• Nabisco Oreos. That white filling lacks milk, butter, eggs or any other dairy component. (When Consumer Reports asked a Kraft customer service rep what makes the filling smooth and creamy, she said the answer was a trade secret.) Oreos have about a dozen ingredients, starting with sugar, flour, various vegetable oils, high-fructose corn syrup and cocoa. Chocolate is the last ingredient.
• Mrs. Butterworth’s Original Syrup. There’s neither butter nor maple syrup in this topping, though a representative from Pinnacle Foods said that Mrs. Butterworth’s did include 2 percent real butter in the 1970s. Today’s version lists high-fructose corn syrup, corn syrup, water, salt, cellulose gum (a thickener) and molasses before a generic reference to “natural and artificial” flavor.
Bottom line: Many commercially prepared products are loaded with the stuff of chemistry class and tend to be high in calories from added sugars. Consumer Reports’ advice:
• Look past pretty pictures and tasty names. Photos of fruit and words such as “butter” may convey a false impression of what’s inside. The truth is on the label. The FDA requires that ingredients be listed in descending order by weight.
• Compare labels. Some processed foods have more extras than others. In addition to milk and cream, Kraft Simply Cottage Cheese includes whey; salt; modified food starch; guar, xanthan and carob bean gums; and carrageenan. Daisy Cottage Cheese, on the other hand, has three ingredients: skim milk, cream and salt.
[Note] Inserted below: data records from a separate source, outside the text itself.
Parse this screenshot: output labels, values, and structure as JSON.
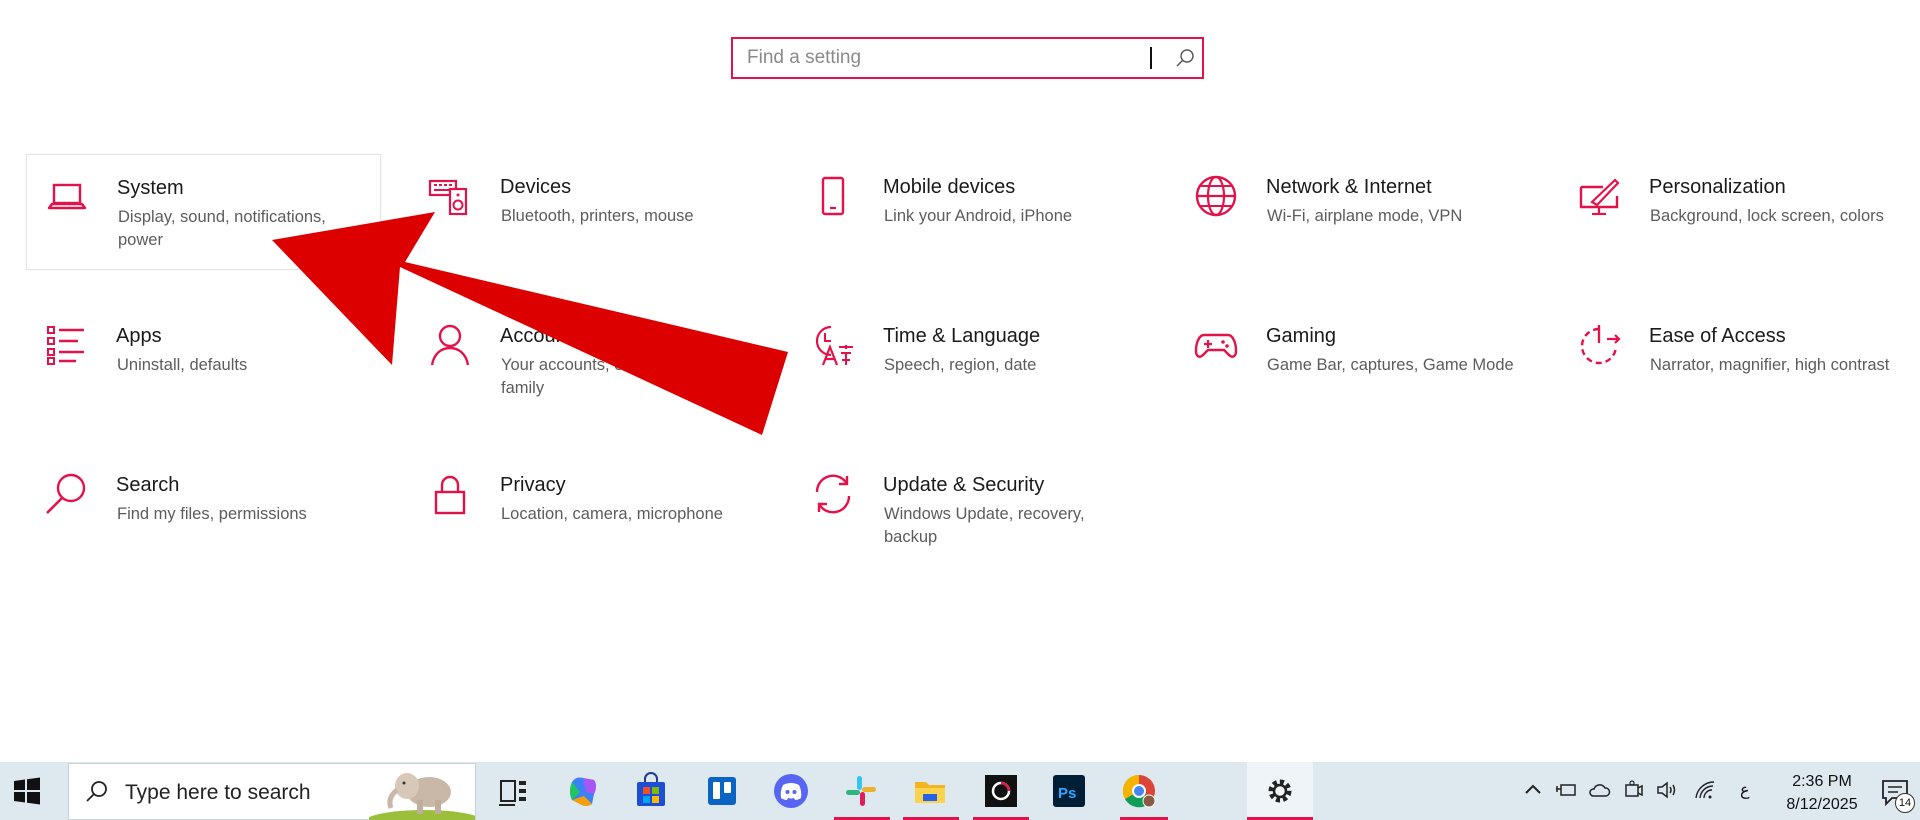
{
  "search": {
    "placeholder": "Find a setting",
    "value": ""
  },
  "categories": [
    {
      "title": "System",
      "desc": "Display, sound, notifications, power",
      "icon": "laptop-icon"
    },
    {
      "title": "Devices",
      "desc": "Bluetooth, printers, mouse",
      "icon": "devices-icon"
    },
    {
      "title": "Mobile devices",
      "desc": "Link your Android, iPhone",
      "icon": "phone-icon"
    },
    {
      "title": "Network & Internet",
      "desc": "Wi-Fi, airplane mode, VPN",
      "icon": "globe-icon"
    },
    {
      "title": "Personalization",
      "desc": "Background, lock screen, colors",
      "icon": "paintbrush-icon"
    },
    {
      "title": "Apps",
      "desc": "Uninstall, defaults",
      "icon": "apps-list-icon"
    },
    {
      "title": "Accounts",
      "desc": "Your accounts, email, sync, work, family",
      "icon": "person-icon"
    },
    {
      "title": "Time & Language",
      "desc": "Speech, region, date",
      "icon": "time-language-icon"
    },
    {
      "title": "Gaming",
      "desc": "Game Bar, captures, Game Mode",
      "icon": "gamepad-icon"
    },
    {
      "title": "Ease of Access",
      "desc": "Narrator, magnifier, high contrast",
      "icon": "ease-of-access-icon"
    },
    {
      "title": "Search",
      "desc": "Find my files, permissions",
      "icon": "search-icon"
    },
    {
      "title": "Privacy",
      "desc": "Location, camera, microphone",
      "icon": "lock-icon"
    },
    {
      "title": "Update & Security",
      "desc": "Windows Update, recovery, backup",
      "icon": "sync-icon"
    }
  ],
  "taskbar": {
    "search_placeholder": "Type here to search",
    "apps": [
      "task-view-icon",
      "copilot-icon",
      "store-icon",
      "trello-icon",
      "discord-icon",
      "slack-icon",
      "file-explorer-icon",
      "media-app-icon",
      "photoshop-icon",
      "chrome-icon",
      "settings-icon"
    ],
    "tray_lang": "ع",
    "time": "2:36 PM",
    "date": "8/12/2025",
    "notification_count": "14"
  },
  "colors": {
    "accent": "#e3124a",
    "arrow": "#dd0000",
    "taskbar": "#dde9ef"
  }
}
• Beware of buzzwords. There’s a reason companies use “bac’n” instead of bacon: It’s not the real deal. Potato “crisps” such as Lay’s can’t be “chips” because the FDA requires a chip to consist of a thinly sliced potato fried in deep fat, not something fabricated from dried potatoes with cornstarch, sugar and soy lecithin.